Your reproduction of the entries should be exact and should contain no pictures.

═════ DATASET EXCERPTS ═════

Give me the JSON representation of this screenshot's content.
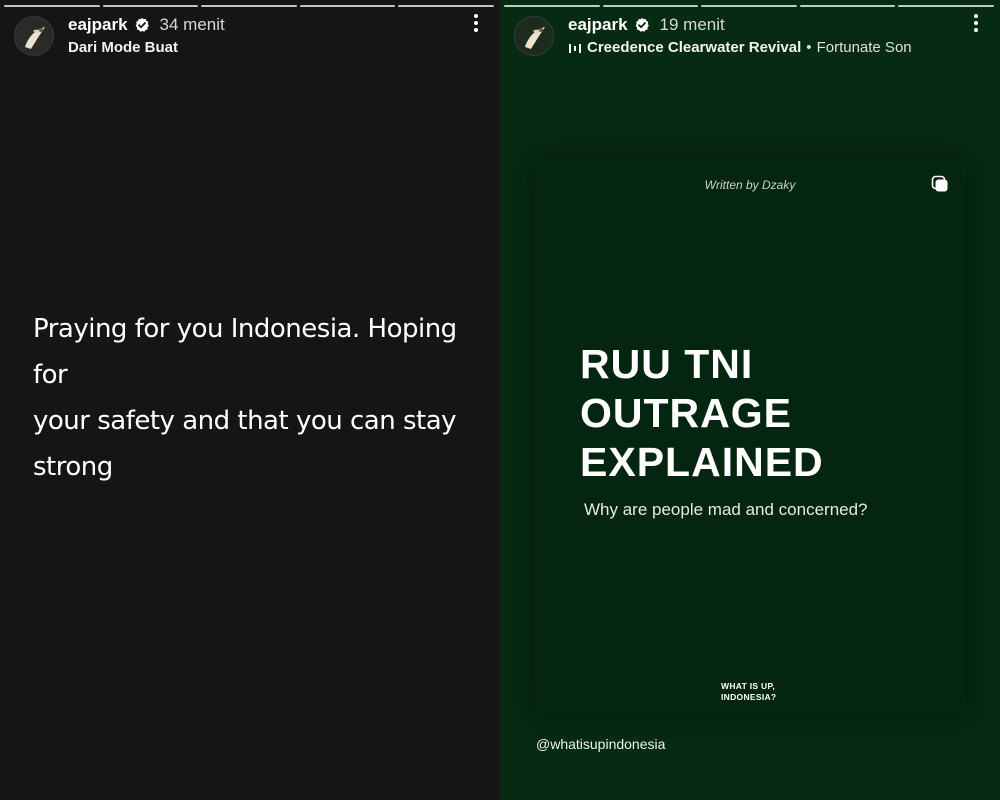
{
  "left_story": {
    "username": "eajpark",
    "time": "34 menit",
    "subtitle": "Dari Mode Buat",
    "text_lines": [
      "Praying for you Indonesia. Hoping for",
      "your safety and that you can stay",
      "strong"
    ],
    "progress_segments": 5
  },
  "right_story": {
    "username": "eajpark",
    "time": "19 menit",
    "music": {
      "artist": "Creedence Clearwater Revival",
      "separator": "•",
      "song": "Fortunate Son"
    },
    "card": {
      "written_by": "Written by Dzaky",
      "title_lines": [
        "RUU TNI",
        "OUTRAGE",
        "EXPLAINED"
      ],
      "subheading": "Why are people mad and concerned?",
      "brand_lines": [
        "WHAT IS UP,",
        "INDONESIA?"
      ]
    },
    "handle": "@whatisupindonesia",
    "progress_segments": 5
  },
  "colors": {
    "left_background": "#151515",
    "right_background": "#062a12",
    "card_background": "#042510",
    "verified_badge": "#ffffff"
  },
  "icons": {
    "verified": "verified-badge-icon",
    "music": "music-bars-icon",
    "more": "more-vertical-icon",
    "copy": "multiple-posts-icon"
  }
}
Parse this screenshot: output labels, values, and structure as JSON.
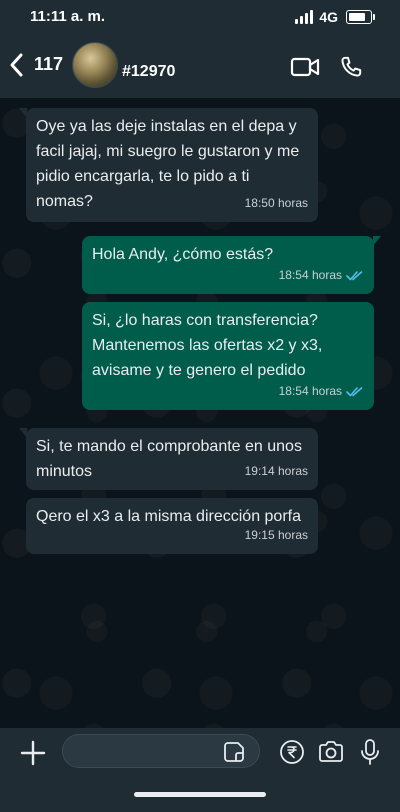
{
  "status_bar": {
    "time": "11:11 a. m.",
    "network": "4G"
  },
  "header": {
    "unread_count": "117",
    "contact_name": "#12970"
  },
  "messages": [
    {
      "direction": "incoming",
      "text": "Oye ya las deje instalas en el depa y facil jajaj, mi suegro le gustaron y me pidio encargarla, te lo pido a ti nomas?",
      "time": "18:50 horas"
    },
    {
      "direction": "outgoing",
      "text": "Hola Andy, ¿cómo estás?",
      "time": "18:54 horas",
      "status": "read"
    },
    {
      "direction": "outgoing",
      "text": "Si, ¿lo haras con transferencia? Mantenemos las ofertas x2 y x3, avisame y te genero el pedido",
      "time": "18:54 horas",
      "status": "read"
    },
    {
      "direction": "incoming",
      "text": "Si, te mando el comprobante en unos minutos",
      "time": "19:14 horas"
    },
    {
      "direction": "incoming",
      "text": "Qero el x3 a la misma dirección porfa",
      "time": "19:15 horas"
    }
  ],
  "input": {
    "placeholder": ""
  },
  "icons": {
    "back": "chevron-left-icon",
    "video": "video-call-icon",
    "call": "phone-icon",
    "attach": "plus-icon",
    "sticker": "sticker-icon",
    "payment": "rupee-icon",
    "camera": "camera-icon",
    "mic": "microphone-icon",
    "read_receipt": "double-check-icon"
  },
  "colors": {
    "incoming_bubble": "#202c33",
    "outgoing_bubble": "#005c4b",
    "read_tick": "#53bdeb",
    "bar": "#1f2c33"
  }
}
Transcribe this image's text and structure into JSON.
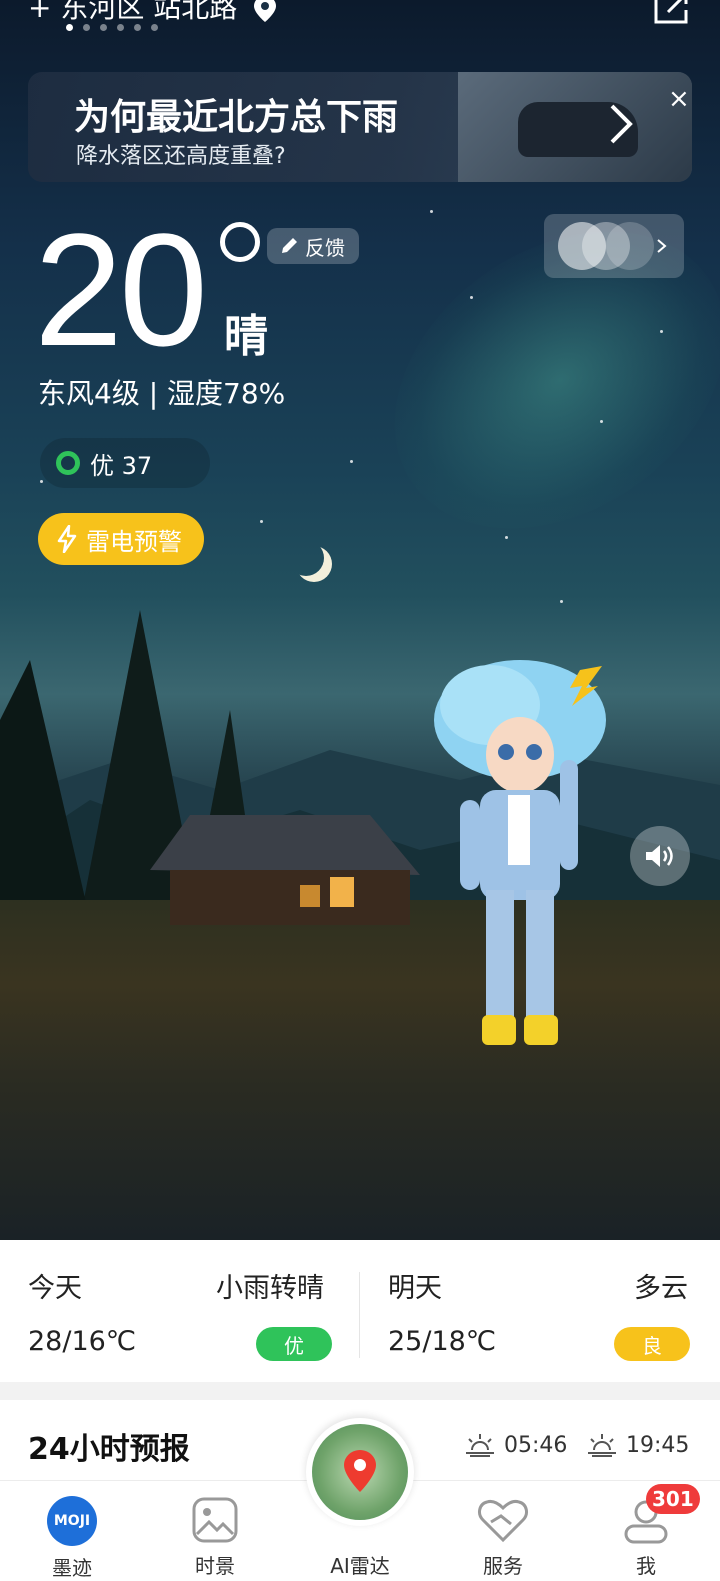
{
  "location": {
    "name": "东河区 站北路",
    "prefix_symbol": "+",
    "page_count": 6,
    "active_page": 1
  },
  "banner": {
    "title": "为何最近北方总下雨",
    "subtitle": "降水落区还高度重叠?",
    "close_glyph": "×"
  },
  "current": {
    "temperature": "20",
    "condition": "晴",
    "wind_humidity": "东风4级 | 湿度78%",
    "feedback_label": "反馈"
  },
  "aqi": {
    "label": "优 37",
    "color": "#2fc35a"
  },
  "alert": {
    "label": "雷电预警",
    "color": "#f7c21b"
  },
  "today": {
    "label": "今天",
    "condition": "小雨转晴",
    "temps": "28/16℃",
    "aqi_badge": "优",
    "badge_color": "#2fc35a"
  },
  "tomorrow": {
    "label": "明天",
    "condition": "多云",
    "temps": "25/18℃",
    "aqi_badge": "良",
    "badge_color": "#f7c21b"
  },
  "forecast": {
    "title": "24小时预报",
    "sunrise": "05:46",
    "sunset": "19:45"
  },
  "tabs": [
    {
      "label": "墨迹",
      "icon": "moji-logo-icon"
    },
    {
      "label": "时景",
      "icon": "image-icon"
    },
    {
      "label": "AI雷达",
      "icon": "radar-map-icon"
    },
    {
      "label": "服务",
      "icon": "heart-hands-icon"
    },
    {
      "label": "我",
      "icon": "user-icon"
    }
  ],
  "notification_count": "301",
  "accent": "#1e6fd9"
}
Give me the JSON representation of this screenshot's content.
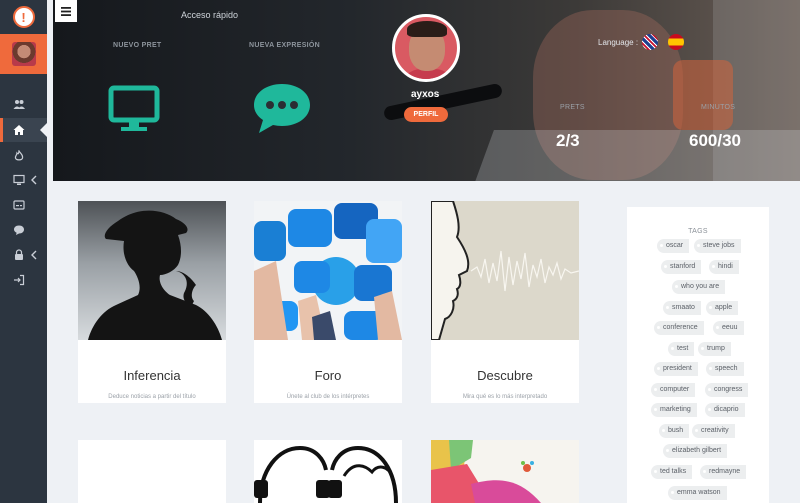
{
  "header": {
    "quick_access": "Acceso rápido",
    "nuevo_pret": "NUEVO PRET",
    "nueva_expresion": "NUEVA EXPRESIÓN",
    "username": "ayxos",
    "perfil_label": "PERFIL",
    "language_label": "Language :",
    "stats": [
      {
        "label": "PRETS",
        "value": "2/3"
      },
      {
        "label": "MINUTOS",
        "value": "600/30"
      }
    ]
  },
  "sidebar": {
    "items": [
      {
        "icon": "users-icon"
      },
      {
        "icon": "home-icon",
        "active": true
      },
      {
        "icon": "fire-icon"
      },
      {
        "icon": "monitor-icon",
        "has_submenu": true
      },
      {
        "icon": "subtitles-icon"
      },
      {
        "icon": "chat-icon"
      },
      {
        "icon": "lock-icon",
        "has_submenu": true
      },
      {
        "icon": "logout-icon"
      }
    ]
  },
  "cards": [
    {
      "title": "Inferencia",
      "desc": "Deduce noticias a partir del título"
    },
    {
      "title": "Foro",
      "desc": "Únete al club de los intérpretes"
    },
    {
      "title": "Descubre",
      "desc": "Mira qué es lo más interpretado"
    }
  ],
  "tags": {
    "title": "TAGS",
    "items": [
      "oscar",
      "steve jobs",
      "stanford",
      "hindi",
      "who you are",
      "smaato",
      "apple",
      "conference",
      "eeuu",
      "test",
      "trump",
      "president",
      "speech",
      "computer",
      "congress",
      "marketing",
      "dicaprio",
      "bush",
      "creativity",
      "elizabeth gilbert",
      "ted talks",
      "redmayne",
      "emma watson"
    ]
  },
  "colors": {
    "accent": "#ef6a3c",
    "sidebar": "#2c3540",
    "teal": "#1fb89b"
  }
}
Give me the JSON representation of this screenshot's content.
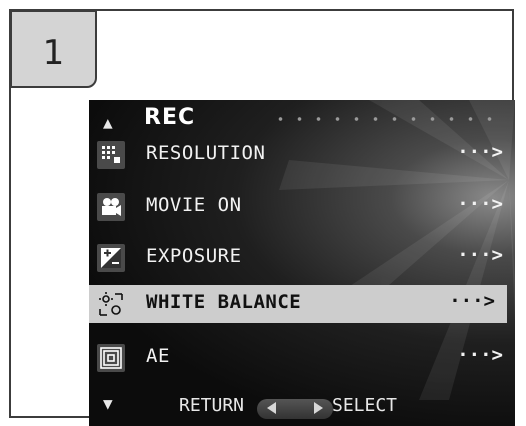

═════

EXERCISE SOLUTION
Give me the JSON representation of this screenshot's content.
{
  "left_story": {
    "username": "eajpark",
    "time": "34 menit",
    "subtitle": "Dari Mode Buat",
    "text_lines": [
      "Praying for you Indonesia. Hoping for",
      "your safety and that you can stay",
      "strong"
    ],
    "progress_segments": 5
  },
  "right_story": {
    "username": "eajpark",
    "time": "19 menit",
    "music": {
      "artist": "Creedence Clearwater Revival",
      "separator": "•",
      "song": "Fortunate Son"
    },
    "card": {
      "written_by": "Written by Dzaky",
      "title_lines": [
        "RUU TNI",
        "OUTRAGE",
        "EXPLAINED"
      ],
      "subheading": "Why are people mad and concerned?",
      "brand_lines": [
        "WHAT IS UP,",
        "INDONESIA?"
      ]
    },
    "handle": "@whatisupindonesia",
    "progress_segments": 5
  },
  "colors": {
    "left_background": "#151515",
    "right_background": "#062a12",
    "card_background": "#042510",
    "verified_badge": "#ffffff"
  },
  "icons": {
    "verified": "verified-badge-icon",
    "music": "music-bars-icon",
    "more": "more-vertical-icon",
    "copy": "multiple-posts-icon"
  }
}
Parse this screenshot: output labels, values, and structure as JSON.
{
  "status_bar": {
    "time": "11:11 a. m.",
    "network": "4G"
  },
  "header": {
    "unread_count": "117",
    "contact_name": "#12970"
  },
  "messages": [
    {
      "direction": "incoming",
      "text": "Oye ya las deje instalas en el depa y facil jajaj, mi suegro le gustaron y me pidio encargarla, te lo pido a ti nomas?",
      "time": "18:50 horas"
    },
    {
      "direction": "outgoing",
      "text": "Hola Andy, ¿cómo estás?",
      "time": "18:54 horas",
      "status": "read"
    },
    {
      "direction": "outgoing",
      "text": "Si, ¿lo haras con transferencia? Mantenemos las ofertas x2 y x3, avisame y te genero el pedido",
      "time": "18:54 horas",
      "status": "read"
    },
    {
      "direction": "incoming",
      "text": "Si, te mando el comprobante en unos minutos",
      "time": "19:14 horas"
    },
    {
      "direction": "incoming",
      "text": "Qero el x3 a la misma dirección porfa",
      "time": "19:15 horas"
    }
  ],
  "input": {
    "placeholder": ""
  },
  "icons": {
    "back": "chevron-left-icon",
    "video": "video-call-icon",
    "call": "phone-icon",
    "attach": "plus-icon",
    "sticker": "sticker-icon",
    "payment": "rupee-icon",
    "camera": "camera-icon",
    "mic": "microphone-icon",
    "read_receipt": "double-check-icon"
  },
  "colors": {
    "incoming_bubble": "#202c33",
    "outgoing_bubble": "#005c4b",
    "read_tick": "#53bdeb",
    "bar": "#1f2c33"
  }
}
Transcribe this image's text and structure into JSON.
{
  "location": {
    "name": "东河区 站北路",
    "prefix_symbol": "+",
    "page_count": 6,
    "active_page": 1
  },
  "banner": {
    "title": "为何最近北方总下雨",
    "subtitle": "降水落区还高度重叠?",
    "close_glyph": "×"
  },
  "current": {
    "temperature": "20",
    "condition": "晴",
    "wind_humidity": "东风4级 | 湿度78%",
    "feedback_label": "反馈"
  },
  "aqi": {
    "label": "优 37",
    "color": "#2fc35a"
  },
  "alert": {
    "label": "雷电预警",
    "color": "#f7c21b"
  },
  "today": {
    "label": "今天",
    "condition": "小雨转晴",
    "temps": "28/16℃",
    "aqi_badge": "优",
    "badge_color": "#2fc35a"
  },
  "tomorrow": {
    "label": "明天",
    "condition": "多云",
    "temps": "25/18℃",
    "aqi_badge": "良",
    "badge_color": "#f7c21b"
  },
  "forecast": {
    "title": "24小时预报",
    "sunrise": "05:46",
    "sunset": "19:45"
  },
  "tabs": [
    {
      "label": "墨迹",
      "icon": "moji-logo-icon"
    },
    {
      "label": "时景",
      "icon": "image-icon"
    },
    {
      "label": "AI雷达",
      "icon": "radar-map-icon"
    },
    {
      "label": "服务",
      "icon": "heart-hands-icon"
    },
    {
      "label": "我",
      "icon": "user-icon"
    }
  ],
  "notification_count": "301",
  "accent": "#1e6fd9"
}
Give me the JSON representation of this screenshot's content.
{
  "header": {
    "quick_access": "Acceso rápido",
    "nuevo_pret": "NUEVO PRET",
    "nueva_expresion": "NUEVA EXPRESIÓN",
    "username": "ayxos",
    "perfil_label": "PERFIL",
    "language_label": "Language :",
    "stats": [
      {
        "label": "PRETS",
        "value": "2/3"
      },
      {
        "label": "MINUTOS",
        "value": "600/30"
      }
    ]
  },
  "sidebar": {
    "items": [
      {
        "icon": "users-icon"
      },
      {
        "icon": "home-icon",
        "active": true
      },
      {
        "icon": "fire-icon"
      },
      {
        "icon": "monitor-icon",
        "has_submenu": true
      },
      {
        "icon": "subtitles-icon"
      },
      {
        "icon": "chat-icon"
      },
      {
        "icon": "lock-icon",
        "has_submenu": true
      },
      {
        "icon": "logout-icon"
      }
    ]
  },
  "cards": [
    {
      "title": "Inferencia",
      "desc": "Deduce noticias a partir del título"
    },
    {
      "title": "Foro",
      "desc": "Únete al club de los intérpretes"
    },
    {
      "title": "Descubre",
      "desc": "Mira qué es lo más interpretado"
    }
  ],
  "tags": {
    "title": "TAGS",
    "items": [
      "oscar",
      "steve jobs",
      "stanford",
      "hindi",
      "who you are",
      "smaato",
      "apple",
      "conference",
      "eeuu",
      "test",
      "trump",
      "president",
      "speech",
      "computer",
      "congress",
      "marketing",
      "dicaprio",
      "bush",
      "creativity",
      "elizabeth gilbert",
      "ted talks",
      "redmayne",
      "emma watson"
    ]
  },
  "colors": {
    "accent": "#ef6a3c",
    "sidebar": "#2c3540",
    "teal": "#1fb89b"
  }
}
Give me the JSON representation of this screenshot's content.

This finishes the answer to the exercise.